President Mohammadu Buhari [Photo credit: Sahara Reporters]
Thirty-nine payment vouchers of a total amount of N535 million (N535,662,523.40) for both recurrent and capital expenditure were hidden by the Ministry of Petroleum Resources and not handed over for audit during a recent audit exercise, a report from the Auditor-General's office has revealed.
The report noted that the payment vouchers, which include N21 million (N21, 583,677) for recurrent expenditure and N514 million (N514,078,646.11) for capital expenditure, "were hidden and not produced for audit examination during the time of audit exercise despite the demand for them."
The report, signed by the Auditor General, noted further that this may indicate that the expenditures the vouchers represent were illegitimate. "In view of this, I find it difficult to accept these expenditures as proper and legitimate charges against public funds.
"The payment vouchers should be produced for audit otherwise the total expenditure of N535,662,523.40 (Five hundred and thirty-five million, six hundred and sixty-two thousand, five hundred and twenty-three naira, forty kobo) made should be recovered from the payees," the report said.
Similarly, between July and December, 2015, the report revealed that the sum of N1 million (N1,093,000.00) was paid to 13 individual accounts and organisations without raising payment vouchers and posting into the Cash book of the same ministry.
This, it explained, is contrary to Financial Regulation 601 which states that "Under no circumstance shall a cheque be raised or cash paid for service for which a voucher has not been raised."
The Auditor General, therefore, instructed that the N1,093,000.00 be recovered from the signatories to the Government Integrated Financial Management Information System, GIFMIS, platform and recovery details furnished for verification.

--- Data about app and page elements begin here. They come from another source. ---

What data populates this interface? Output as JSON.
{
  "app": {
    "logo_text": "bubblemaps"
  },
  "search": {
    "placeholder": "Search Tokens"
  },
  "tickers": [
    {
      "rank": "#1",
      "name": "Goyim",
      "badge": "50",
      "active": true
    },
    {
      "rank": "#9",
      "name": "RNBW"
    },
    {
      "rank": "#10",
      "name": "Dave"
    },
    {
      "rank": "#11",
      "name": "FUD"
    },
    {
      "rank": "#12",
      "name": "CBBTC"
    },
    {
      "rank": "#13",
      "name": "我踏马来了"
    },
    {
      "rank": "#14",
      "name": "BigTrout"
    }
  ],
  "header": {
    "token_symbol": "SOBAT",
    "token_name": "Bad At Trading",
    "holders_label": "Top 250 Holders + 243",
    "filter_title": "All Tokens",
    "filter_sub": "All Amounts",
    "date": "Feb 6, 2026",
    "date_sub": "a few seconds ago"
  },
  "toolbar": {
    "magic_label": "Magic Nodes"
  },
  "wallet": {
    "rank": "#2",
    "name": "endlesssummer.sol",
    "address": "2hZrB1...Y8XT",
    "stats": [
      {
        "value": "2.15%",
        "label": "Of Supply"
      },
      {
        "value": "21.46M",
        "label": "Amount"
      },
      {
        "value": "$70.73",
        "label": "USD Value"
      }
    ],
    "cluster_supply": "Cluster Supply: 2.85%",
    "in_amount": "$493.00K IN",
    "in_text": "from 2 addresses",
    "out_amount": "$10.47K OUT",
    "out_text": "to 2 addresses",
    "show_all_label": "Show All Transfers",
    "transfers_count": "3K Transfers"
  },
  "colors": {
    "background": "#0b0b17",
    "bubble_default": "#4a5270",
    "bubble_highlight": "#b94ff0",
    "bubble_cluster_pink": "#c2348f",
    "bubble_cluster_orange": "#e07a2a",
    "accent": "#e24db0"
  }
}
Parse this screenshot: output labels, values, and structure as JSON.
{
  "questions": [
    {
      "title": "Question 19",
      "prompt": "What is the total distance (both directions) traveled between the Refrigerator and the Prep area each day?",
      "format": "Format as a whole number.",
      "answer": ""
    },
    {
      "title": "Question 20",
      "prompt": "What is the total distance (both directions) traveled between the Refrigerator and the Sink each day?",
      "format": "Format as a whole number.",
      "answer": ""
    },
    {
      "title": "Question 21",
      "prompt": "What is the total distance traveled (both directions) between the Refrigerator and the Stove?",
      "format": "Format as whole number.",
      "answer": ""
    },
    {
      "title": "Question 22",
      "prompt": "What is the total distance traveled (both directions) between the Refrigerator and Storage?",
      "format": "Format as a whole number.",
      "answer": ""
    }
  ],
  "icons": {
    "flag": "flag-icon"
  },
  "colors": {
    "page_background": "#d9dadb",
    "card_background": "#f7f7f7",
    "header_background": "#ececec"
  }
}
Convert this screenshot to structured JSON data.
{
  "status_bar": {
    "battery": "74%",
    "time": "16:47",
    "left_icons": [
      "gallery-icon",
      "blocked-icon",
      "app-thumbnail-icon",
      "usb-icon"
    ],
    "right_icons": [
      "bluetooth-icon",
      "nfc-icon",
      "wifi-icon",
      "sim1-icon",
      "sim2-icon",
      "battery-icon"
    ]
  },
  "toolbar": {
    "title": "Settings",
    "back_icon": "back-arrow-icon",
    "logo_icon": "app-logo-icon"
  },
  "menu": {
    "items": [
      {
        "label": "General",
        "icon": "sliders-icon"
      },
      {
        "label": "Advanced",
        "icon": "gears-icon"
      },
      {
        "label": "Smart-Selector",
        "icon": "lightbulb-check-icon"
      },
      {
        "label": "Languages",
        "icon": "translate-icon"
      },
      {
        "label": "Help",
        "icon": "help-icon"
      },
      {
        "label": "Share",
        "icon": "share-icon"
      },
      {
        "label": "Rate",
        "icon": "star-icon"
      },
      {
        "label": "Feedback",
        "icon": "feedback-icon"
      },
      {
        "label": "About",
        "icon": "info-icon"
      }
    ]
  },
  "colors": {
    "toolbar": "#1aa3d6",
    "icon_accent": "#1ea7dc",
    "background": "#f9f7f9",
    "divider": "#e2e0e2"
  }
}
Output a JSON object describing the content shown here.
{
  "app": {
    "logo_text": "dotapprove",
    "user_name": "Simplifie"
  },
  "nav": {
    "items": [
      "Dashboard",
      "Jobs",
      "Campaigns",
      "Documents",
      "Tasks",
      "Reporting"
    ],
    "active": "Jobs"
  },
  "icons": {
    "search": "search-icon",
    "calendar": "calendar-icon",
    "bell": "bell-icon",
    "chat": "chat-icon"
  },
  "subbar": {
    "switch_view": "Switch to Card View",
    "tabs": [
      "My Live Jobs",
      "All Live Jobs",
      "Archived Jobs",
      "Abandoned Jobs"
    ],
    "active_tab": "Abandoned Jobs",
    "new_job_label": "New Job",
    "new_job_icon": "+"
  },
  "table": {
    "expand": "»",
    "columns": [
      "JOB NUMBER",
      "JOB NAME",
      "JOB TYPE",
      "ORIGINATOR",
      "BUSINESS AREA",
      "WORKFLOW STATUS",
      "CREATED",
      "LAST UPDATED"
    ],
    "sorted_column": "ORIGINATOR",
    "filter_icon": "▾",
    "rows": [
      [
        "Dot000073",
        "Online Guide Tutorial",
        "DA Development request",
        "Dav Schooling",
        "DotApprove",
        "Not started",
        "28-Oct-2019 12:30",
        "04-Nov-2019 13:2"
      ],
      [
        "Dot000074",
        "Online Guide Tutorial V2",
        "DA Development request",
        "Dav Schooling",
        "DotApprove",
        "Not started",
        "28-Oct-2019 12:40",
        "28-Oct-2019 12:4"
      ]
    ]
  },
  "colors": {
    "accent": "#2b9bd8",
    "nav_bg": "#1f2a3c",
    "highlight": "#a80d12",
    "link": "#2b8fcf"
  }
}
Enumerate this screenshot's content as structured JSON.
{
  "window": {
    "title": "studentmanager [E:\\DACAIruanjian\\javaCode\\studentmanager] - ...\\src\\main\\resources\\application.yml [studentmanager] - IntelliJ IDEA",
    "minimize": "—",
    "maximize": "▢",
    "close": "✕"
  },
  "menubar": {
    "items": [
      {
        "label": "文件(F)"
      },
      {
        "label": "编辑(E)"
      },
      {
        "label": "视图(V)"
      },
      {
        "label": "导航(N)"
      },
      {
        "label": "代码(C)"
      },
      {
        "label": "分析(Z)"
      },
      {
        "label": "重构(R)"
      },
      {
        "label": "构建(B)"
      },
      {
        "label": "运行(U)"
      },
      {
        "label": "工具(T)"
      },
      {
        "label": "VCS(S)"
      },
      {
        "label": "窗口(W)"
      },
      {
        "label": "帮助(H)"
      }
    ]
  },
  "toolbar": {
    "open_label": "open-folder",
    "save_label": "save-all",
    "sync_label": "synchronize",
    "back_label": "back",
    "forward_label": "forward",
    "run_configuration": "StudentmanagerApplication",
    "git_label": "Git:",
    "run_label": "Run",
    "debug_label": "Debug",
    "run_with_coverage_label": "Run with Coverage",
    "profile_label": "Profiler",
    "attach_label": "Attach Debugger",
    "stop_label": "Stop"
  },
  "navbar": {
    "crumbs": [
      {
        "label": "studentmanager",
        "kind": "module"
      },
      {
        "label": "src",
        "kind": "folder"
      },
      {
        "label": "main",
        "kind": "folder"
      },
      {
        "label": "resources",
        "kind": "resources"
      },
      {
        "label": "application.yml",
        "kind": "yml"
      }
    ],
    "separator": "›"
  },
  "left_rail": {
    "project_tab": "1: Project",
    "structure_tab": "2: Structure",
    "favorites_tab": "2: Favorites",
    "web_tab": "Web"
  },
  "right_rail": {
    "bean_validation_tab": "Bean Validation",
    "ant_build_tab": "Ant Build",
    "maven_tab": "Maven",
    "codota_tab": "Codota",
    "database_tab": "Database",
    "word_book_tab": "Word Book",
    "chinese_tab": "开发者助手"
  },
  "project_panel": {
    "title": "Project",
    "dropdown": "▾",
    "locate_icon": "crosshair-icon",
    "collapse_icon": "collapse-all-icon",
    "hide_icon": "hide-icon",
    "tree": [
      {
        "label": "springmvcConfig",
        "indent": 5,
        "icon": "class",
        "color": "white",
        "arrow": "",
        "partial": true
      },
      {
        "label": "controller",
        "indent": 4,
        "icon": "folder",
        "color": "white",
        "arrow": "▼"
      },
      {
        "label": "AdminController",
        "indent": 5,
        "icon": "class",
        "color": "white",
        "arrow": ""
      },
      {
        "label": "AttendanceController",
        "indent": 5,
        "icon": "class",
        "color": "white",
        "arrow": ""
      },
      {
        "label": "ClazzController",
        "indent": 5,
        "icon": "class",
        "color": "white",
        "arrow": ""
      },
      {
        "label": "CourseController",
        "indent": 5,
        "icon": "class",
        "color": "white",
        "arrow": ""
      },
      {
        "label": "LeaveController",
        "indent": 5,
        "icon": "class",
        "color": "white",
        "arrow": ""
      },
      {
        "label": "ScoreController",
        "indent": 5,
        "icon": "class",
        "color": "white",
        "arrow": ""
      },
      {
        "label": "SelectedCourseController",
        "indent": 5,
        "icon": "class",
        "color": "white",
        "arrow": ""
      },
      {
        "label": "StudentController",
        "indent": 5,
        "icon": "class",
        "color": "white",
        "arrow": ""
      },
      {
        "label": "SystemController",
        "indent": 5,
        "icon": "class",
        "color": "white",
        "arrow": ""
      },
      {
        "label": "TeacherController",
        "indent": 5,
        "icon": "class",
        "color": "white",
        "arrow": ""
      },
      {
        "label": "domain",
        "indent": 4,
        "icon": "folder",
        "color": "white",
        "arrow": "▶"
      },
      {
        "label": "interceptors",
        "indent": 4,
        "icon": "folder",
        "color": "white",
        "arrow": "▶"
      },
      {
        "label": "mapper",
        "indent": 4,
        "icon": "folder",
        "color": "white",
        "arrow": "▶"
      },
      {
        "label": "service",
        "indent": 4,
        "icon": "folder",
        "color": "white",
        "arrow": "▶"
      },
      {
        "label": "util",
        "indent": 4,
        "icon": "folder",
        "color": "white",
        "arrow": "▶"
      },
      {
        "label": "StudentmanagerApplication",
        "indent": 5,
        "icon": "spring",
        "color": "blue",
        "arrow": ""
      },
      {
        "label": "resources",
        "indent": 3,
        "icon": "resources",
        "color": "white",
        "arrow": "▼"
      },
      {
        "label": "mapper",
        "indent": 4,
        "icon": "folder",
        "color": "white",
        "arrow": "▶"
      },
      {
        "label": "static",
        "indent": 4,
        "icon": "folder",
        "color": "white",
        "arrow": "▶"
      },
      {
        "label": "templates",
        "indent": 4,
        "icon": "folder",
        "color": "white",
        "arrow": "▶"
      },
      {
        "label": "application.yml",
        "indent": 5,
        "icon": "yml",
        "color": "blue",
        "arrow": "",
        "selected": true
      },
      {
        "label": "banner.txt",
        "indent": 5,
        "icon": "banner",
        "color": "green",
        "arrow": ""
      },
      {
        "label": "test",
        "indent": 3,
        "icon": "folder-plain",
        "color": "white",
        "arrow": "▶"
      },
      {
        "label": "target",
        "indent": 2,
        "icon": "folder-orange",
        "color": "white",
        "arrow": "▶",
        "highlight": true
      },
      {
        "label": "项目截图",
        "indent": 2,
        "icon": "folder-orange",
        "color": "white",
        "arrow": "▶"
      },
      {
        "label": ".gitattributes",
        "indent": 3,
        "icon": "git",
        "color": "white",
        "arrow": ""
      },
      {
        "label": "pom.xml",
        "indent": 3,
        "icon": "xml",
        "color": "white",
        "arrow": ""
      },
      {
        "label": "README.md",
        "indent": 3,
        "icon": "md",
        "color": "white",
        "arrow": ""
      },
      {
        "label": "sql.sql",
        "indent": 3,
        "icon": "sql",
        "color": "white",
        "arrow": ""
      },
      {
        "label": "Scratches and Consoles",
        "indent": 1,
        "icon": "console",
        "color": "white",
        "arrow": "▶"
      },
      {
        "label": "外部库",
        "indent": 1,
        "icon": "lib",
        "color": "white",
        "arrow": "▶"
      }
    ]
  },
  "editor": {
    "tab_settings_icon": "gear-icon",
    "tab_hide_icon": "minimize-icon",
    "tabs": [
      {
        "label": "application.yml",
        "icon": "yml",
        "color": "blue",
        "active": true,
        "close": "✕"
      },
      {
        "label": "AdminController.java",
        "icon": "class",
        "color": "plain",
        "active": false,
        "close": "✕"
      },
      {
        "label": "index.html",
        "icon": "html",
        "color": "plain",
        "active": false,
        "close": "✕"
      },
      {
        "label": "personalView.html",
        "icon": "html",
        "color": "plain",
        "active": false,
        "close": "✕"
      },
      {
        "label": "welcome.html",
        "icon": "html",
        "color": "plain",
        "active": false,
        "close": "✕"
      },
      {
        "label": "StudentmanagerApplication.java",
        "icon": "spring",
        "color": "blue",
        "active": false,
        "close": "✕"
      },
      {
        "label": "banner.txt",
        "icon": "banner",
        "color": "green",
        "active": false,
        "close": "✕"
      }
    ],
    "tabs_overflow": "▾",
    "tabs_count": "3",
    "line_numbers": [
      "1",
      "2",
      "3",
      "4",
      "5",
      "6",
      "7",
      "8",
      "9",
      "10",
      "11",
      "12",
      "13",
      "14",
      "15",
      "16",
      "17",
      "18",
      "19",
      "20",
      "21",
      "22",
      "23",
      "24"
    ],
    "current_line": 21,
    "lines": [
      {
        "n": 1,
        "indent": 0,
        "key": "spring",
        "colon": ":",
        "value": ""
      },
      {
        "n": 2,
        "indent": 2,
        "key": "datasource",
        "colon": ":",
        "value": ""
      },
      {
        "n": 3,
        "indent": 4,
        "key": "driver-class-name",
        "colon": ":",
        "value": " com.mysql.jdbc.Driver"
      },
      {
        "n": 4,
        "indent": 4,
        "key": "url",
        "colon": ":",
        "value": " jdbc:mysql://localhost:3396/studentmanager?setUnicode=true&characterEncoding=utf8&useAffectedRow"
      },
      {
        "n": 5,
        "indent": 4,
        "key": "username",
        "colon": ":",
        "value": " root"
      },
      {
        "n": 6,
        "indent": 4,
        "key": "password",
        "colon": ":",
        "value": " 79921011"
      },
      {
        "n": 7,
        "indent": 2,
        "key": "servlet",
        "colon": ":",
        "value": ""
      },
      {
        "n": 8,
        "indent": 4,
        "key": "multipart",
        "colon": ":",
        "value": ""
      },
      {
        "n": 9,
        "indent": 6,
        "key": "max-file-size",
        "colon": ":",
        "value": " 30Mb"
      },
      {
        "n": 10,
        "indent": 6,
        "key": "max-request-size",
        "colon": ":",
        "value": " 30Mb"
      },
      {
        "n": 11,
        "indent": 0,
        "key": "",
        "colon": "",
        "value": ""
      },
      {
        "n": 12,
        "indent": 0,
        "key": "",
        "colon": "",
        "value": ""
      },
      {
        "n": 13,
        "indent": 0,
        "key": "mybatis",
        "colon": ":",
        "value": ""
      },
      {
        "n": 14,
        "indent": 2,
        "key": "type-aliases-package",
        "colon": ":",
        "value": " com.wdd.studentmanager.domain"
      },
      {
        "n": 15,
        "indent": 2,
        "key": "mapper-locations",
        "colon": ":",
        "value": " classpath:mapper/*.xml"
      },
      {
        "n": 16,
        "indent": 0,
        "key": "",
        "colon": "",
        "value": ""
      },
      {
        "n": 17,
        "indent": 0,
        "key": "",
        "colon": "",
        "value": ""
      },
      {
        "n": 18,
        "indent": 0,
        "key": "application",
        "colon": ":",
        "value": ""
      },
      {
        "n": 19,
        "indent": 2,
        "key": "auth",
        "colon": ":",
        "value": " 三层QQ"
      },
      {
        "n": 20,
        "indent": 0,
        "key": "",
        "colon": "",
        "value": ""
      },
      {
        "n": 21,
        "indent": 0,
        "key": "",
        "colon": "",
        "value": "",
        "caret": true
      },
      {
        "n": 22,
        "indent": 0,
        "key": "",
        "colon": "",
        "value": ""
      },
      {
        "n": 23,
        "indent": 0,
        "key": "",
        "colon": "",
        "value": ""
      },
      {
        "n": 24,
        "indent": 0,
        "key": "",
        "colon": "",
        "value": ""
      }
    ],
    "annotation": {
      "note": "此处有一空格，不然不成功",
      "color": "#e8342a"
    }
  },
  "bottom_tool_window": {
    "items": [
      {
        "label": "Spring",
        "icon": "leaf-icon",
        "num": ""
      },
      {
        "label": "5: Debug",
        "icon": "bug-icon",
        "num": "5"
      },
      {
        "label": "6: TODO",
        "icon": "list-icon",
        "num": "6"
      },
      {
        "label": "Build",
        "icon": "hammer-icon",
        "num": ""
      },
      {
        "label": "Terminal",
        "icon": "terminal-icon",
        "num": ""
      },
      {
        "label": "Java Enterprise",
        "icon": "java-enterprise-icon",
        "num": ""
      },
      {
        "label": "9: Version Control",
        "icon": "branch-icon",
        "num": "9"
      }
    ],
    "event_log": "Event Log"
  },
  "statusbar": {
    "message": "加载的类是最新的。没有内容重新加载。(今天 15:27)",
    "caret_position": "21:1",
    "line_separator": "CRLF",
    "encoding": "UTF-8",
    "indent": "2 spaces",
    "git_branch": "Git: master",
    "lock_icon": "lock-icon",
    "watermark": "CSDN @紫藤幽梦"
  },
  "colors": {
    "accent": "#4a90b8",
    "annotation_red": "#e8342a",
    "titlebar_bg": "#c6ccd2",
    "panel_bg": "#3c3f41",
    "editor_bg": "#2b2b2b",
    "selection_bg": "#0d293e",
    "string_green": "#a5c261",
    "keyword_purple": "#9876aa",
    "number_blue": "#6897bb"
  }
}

The report also revealed that 52 advances granted to 46 officers for a total sum of N18 million (N18, 034,200.00) between January and August, 2015, were not retired as at the time of audit in August, 2016. Four of the officers got more than one advance without retiring the previous one, the report revealed, contrary to the provision of the Financial Regulation 1420 which states that "it is the responsibility of all Accounting Officers to ensure that all advances granted to officers are fully recovered."
The audit report instructed, however, that the outstanding advances totalling N18 million (N18.034,200.00) should be recovered from the officers immediately while recovery particulars should be forwarded for verification.
Efforts to get the reaction of the NNPC to the report were unsuccessful. Its spokesperson, Ndu Ughamadu, did not return calls or reply a text message sent to him.
The 2015 audit, the latest by the office of the auditor general, has unearthed several revelations of alleged fraud in government expenditure in 2015.
PREMIUM TIMES recently reported how according to the audit, payments totalling N11,700, 000 were made by the Federal Ministry of Women Affairs and Social Development to enable Minister, Aisha Alhassan, and some other staff members to embark on 'familiarisation visits' to unnamed skill acquisition centres in selected states in 2015.
Interestingly, part of the funds was spent on November 11, 2015, the day the minister was officially sworn-in.
The 656-page audit report also revealed how cumulative unremitted revenue from domestic crude oil sales by the Nigerian National Petroleum Corporation, NNPC, stood at about N3.878 trillion as at December 31, 2015.
The report, which formed part of the submissions in the 2015 Annual Audit Report of the Federal Government Account said the state–owned oil company withheld about N644.377 billion in 2015 alone.
The report also said that at least 44 assorted arms belonging to the Nigerian police could not be accounted for between 2013 and 2015, raising fears the weapons could have ended up in the wrong hands.